And so it is for Mr. Henry Alford, who is, from what I can discern from this book, a caring and totally decent, well-meaning person. But How to Live provides in no way an answer to “how to live.” As it shouldn’t. But following the inherent flaws mentioned above, Alford’s work ends with no more significance or poignancy than it begins.

How to Live is simply Alford’s menial and insignificant “quest” for “wisdom.” It is a deeply personal story that reads like a person’s diary: boring. How to Live suffers from unfocused rambling, over-sharing and emerges as a too personal, self-absorbed, indulgent memoir-cum-amateur quest for wisdom. There is too much of the author and the author’s mother; two people I was really sick of hearing way before page 262. And it reminded me WAY too much of The Thing About Life is That One Day You’ll be Dead, a far more engaging and redeeming book.

Alford’s two other books are titled “Big Kiss: One Actor’s Desperate Attempt to Claw His Way to the Top,” and “Municipal Bondage: One Man’s Anxiety-Producing Adventures in the Big City.” Following my consumption of How to Live, I have absolutely no desire to read these other two chronicles. You are writing about life, Mr. Alford, and if you fail to offer anything remotely significant about your foibles, we have no need to read your work. We are too busy living our own eccentric adventures.
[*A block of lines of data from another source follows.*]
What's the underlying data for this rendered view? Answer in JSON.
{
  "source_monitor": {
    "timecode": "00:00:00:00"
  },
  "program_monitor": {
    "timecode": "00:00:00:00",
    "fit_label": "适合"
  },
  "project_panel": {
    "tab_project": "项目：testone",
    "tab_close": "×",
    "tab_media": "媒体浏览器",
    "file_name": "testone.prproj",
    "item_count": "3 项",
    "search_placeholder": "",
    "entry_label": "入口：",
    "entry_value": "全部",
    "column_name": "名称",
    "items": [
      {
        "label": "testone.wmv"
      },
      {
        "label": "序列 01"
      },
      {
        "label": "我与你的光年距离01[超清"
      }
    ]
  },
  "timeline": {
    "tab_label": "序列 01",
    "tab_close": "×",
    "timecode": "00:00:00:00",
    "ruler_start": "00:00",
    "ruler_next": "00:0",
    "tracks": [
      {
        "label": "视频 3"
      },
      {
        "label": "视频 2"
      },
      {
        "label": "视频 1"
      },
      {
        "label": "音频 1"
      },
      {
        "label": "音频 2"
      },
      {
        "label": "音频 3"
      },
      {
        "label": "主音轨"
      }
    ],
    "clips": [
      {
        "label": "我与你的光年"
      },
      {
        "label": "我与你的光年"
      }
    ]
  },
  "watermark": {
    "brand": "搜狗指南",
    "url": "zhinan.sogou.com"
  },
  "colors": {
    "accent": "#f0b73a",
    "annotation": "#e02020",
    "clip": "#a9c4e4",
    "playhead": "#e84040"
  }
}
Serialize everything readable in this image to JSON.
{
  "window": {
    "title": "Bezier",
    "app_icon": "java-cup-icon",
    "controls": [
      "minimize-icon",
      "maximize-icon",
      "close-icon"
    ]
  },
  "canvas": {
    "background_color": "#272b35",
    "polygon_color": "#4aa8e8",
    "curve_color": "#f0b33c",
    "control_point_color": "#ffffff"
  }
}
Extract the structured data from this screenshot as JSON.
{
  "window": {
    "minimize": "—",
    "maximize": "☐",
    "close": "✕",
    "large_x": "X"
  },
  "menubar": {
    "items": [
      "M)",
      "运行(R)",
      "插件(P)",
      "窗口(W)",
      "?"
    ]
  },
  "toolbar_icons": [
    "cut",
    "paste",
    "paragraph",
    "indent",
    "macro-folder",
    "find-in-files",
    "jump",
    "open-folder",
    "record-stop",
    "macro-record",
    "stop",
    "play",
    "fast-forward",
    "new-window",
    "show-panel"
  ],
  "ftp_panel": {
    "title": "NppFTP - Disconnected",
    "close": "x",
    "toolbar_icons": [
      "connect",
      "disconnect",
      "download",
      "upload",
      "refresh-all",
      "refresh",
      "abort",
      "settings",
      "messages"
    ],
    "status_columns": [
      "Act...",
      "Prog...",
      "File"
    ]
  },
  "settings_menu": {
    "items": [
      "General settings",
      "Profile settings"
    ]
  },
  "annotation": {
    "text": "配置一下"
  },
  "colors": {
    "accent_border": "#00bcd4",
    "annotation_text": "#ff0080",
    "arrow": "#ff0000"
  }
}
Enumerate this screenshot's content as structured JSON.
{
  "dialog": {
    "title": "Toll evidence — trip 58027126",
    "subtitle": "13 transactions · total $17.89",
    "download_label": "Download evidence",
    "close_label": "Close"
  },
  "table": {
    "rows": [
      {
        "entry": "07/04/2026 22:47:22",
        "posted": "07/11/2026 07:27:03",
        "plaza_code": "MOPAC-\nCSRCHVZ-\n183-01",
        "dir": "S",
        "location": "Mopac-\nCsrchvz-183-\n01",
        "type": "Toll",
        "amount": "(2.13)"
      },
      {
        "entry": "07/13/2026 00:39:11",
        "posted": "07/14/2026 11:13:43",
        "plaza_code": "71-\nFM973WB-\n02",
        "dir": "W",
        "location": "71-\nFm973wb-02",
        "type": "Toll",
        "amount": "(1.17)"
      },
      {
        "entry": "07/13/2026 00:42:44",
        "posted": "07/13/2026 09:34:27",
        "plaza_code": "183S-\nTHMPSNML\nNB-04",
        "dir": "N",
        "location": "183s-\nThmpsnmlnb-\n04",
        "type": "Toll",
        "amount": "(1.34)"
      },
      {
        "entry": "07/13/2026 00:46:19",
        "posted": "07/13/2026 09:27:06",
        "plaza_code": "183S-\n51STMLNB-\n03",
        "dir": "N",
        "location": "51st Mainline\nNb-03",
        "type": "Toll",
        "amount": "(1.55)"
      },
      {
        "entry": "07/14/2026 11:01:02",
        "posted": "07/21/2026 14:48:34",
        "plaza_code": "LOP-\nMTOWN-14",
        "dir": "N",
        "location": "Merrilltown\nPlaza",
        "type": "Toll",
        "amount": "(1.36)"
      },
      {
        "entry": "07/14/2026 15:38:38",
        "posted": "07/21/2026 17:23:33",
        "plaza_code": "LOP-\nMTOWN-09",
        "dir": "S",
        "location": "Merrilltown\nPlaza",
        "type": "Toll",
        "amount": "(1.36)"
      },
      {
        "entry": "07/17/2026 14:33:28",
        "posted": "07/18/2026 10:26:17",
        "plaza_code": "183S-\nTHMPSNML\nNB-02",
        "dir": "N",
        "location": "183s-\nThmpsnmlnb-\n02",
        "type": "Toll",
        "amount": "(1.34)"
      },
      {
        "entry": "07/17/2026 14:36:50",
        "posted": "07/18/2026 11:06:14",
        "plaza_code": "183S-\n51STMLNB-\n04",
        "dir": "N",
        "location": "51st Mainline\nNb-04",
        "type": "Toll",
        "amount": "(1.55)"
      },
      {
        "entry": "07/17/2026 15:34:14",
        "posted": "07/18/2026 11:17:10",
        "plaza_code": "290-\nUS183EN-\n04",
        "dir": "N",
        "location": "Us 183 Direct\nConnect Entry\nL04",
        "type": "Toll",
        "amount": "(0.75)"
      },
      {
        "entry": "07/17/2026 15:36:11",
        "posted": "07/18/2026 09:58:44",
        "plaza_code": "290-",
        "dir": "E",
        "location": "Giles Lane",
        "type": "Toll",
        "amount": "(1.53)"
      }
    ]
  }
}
Except WE are not harassing others with mediocre details chronicling such mundane and normal goings-on.

How to Lives does provide a smattering of truly fascinating sections featuring such luminaries as Albee, Burroughs, Mailer, and Bloom, but such oases are quickly interrupted by the barren imagination of the author, the author’s dry mother, or, more often, both.

Kubrick said it best: “Real is good, interesting is better.”

My favorite aphorism gleamed from this book comes from a 90-year-old named Peg Franks, a volunteer at a senior center:

“Always read stuff that will make you look good if you die in the middle of it.”

I will not be so cruel as to suggest that you should not read this book, or to quickly finish it for fear of being found dead with it.

Because the irony alone would make it worth it.

So by all means, read How to Live.